IPBiz asks: what if this were applied to the contents of patents?
The article continues:
These days, a lot of preachers would agree. The sermon — an oration traditionally expressing the thoughts of the cleric doing the talking — has entered the age of reruns. Topics and transcripts are available on sites like sermoncentral.com, pastors.com, sermonspice.com, and desperatepreacher.com. In the old days, when a preacher wanted to pinch a sermon, he had to consult a book, a magazine or a sermon anthology.
On the pro-plagiarism side: The plagiarism debate grew louder in recent months after a sermon site posted an essay by the Rev. Steve Sjogren titled, "Don't be original, be effective!" Sjogren urged pastors to quit spending time striving for originality and instead, to recite the words of better sermonizers.
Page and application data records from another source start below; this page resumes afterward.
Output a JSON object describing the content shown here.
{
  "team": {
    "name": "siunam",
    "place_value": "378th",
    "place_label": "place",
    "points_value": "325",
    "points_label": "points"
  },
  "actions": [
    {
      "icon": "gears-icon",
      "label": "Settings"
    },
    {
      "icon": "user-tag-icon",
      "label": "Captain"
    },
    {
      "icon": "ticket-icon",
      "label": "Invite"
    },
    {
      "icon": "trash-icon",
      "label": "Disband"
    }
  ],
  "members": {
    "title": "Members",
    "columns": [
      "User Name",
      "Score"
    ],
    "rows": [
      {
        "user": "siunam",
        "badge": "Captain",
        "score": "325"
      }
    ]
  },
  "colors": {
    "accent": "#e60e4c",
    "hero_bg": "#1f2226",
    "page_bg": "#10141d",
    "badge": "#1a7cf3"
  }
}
IPBiz notes that the slogan "Don't be original, be effective!" is hauntingly familiar to the slogan "Plagiarize with pride," which appeared in the Harvard Business Review in 2004. The whole idea that copyists who effectively market ideas should be rewarded underlies much of the thinking of Jaffe and Lerner, who presented their ideas both in the Harvard Business Review and in a later book by Princeton University Press.
On the other side, Thomas G. Long, a preaching professor at the Candler School of Theology at Emory University in Atlanta is quoted: "To play easy with the truth, to be deceptive about where the ideas come from, is a lie."
The issue of attribution comes up, reminding one of statements made during the George Shultz plagiarism flap at Stanford:
Ministers don't agree about the necessity of attribution. Mark Evans, senior pastor at the Church at Rock Creek in Little Rock, Ark., says he routinely credits "Purpose Driven Life" author Rick Warren from the pulpit. Warren says that's unnecessary. "They are preaching a sermon, not footnoting a term paper," Warren writes in an e-mail.
IPBiz notes that the students at Ohio University didn't think it was necessary to footnote previously-done, well-understood material in their theses, which was merely background to the "sermons" they were delivering. Ohio University has decided otherwise.
[The text in the Naples newspaper came from Suzanne Sataline of The Wall Street Journal.]